▸ Work to be completed
All of the entries need to be printed again exactly; pictures are the only thing to omit.

+++ Exercise data

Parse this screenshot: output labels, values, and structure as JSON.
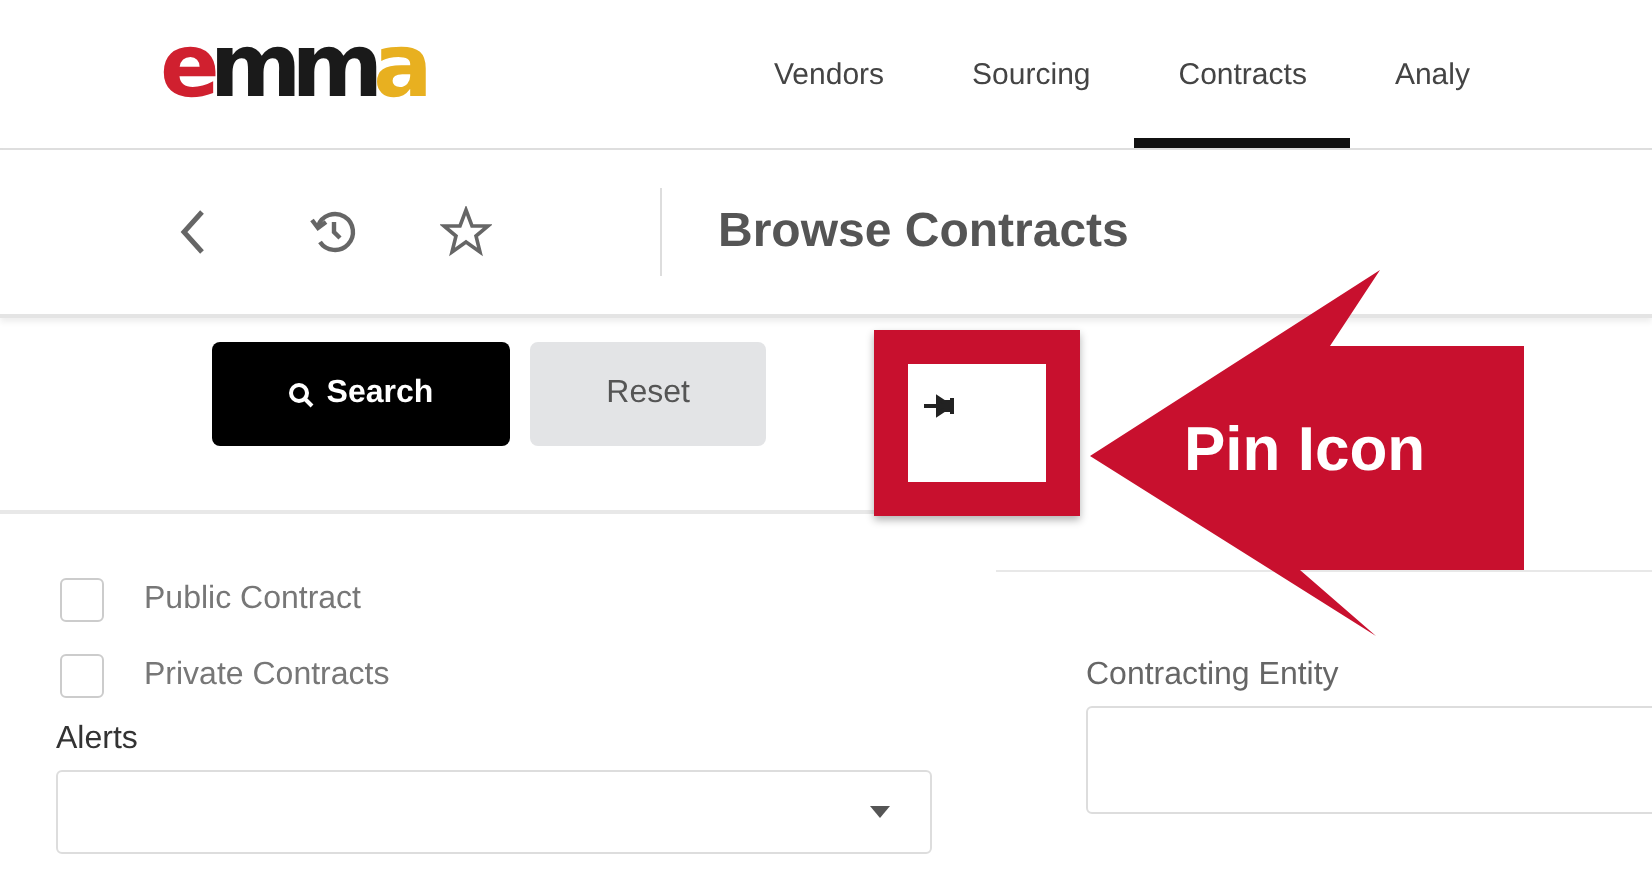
{
  "logo": {
    "text": "emma"
  },
  "nav_tabs": [
    {
      "label": "Vendors",
      "selected": false
    },
    {
      "label": "Sourcing",
      "selected": false
    },
    {
      "label": "Contracts",
      "selected": true
    },
    {
      "label": "Analy",
      "selected": false
    }
  ],
  "toolbar": {
    "title": "Browse Contracts"
  },
  "filter_buttons": [
    {
      "label": "Search",
      "kind": "primary"
    },
    {
      "label": "Reset",
      "kind": "secondary"
    }
  ],
  "annotation": {
    "label": "Pin Icon"
  },
  "checkboxes": [
    {
      "label": "Public Contract",
      "checked": false
    },
    {
      "label": "Private Contracts",
      "checked": false
    }
  ],
  "alerts": {
    "label": "Alerts"
  },
  "contracting_entity": {
    "label": "Contracting Entity"
  }
}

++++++

▸ Answer to this problem
Parse this screenshot: output labels, values, and structure as JSON.
{
  "logo": {
    "text": "emma"
  },
  "nav_tabs": [
    {
      "label": "Vendors",
      "selected": false
    },
    {
      "label": "Sourcing",
      "selected": false
    },
    {
      "label": "Contracts",
      "selected": true
    },
    {
      "label": "Analy",
      "selected": false
    }
  ],
  "toolbar": {
    "title": "Browse Contracts"
  },
  "filter_buttons": [
    {
      "label": "Search",
      "kind": "primary"
    },
    {
      "label": "Reset",
      "kind": "secondary"
    }
  ],
  "annotation": {
    "label": "Pin Icon"
  },
  "checkboxes": [
    {
      "label": "Public Contract",
      "checked": false
    },
    {
      "label": "Private Contracts",
      "checked": false
    }
  ],
  "alerts": {
    "label": "Alerts"
  },
  "contracting_entity": {
    "label": "Contracting Entity"
  }
}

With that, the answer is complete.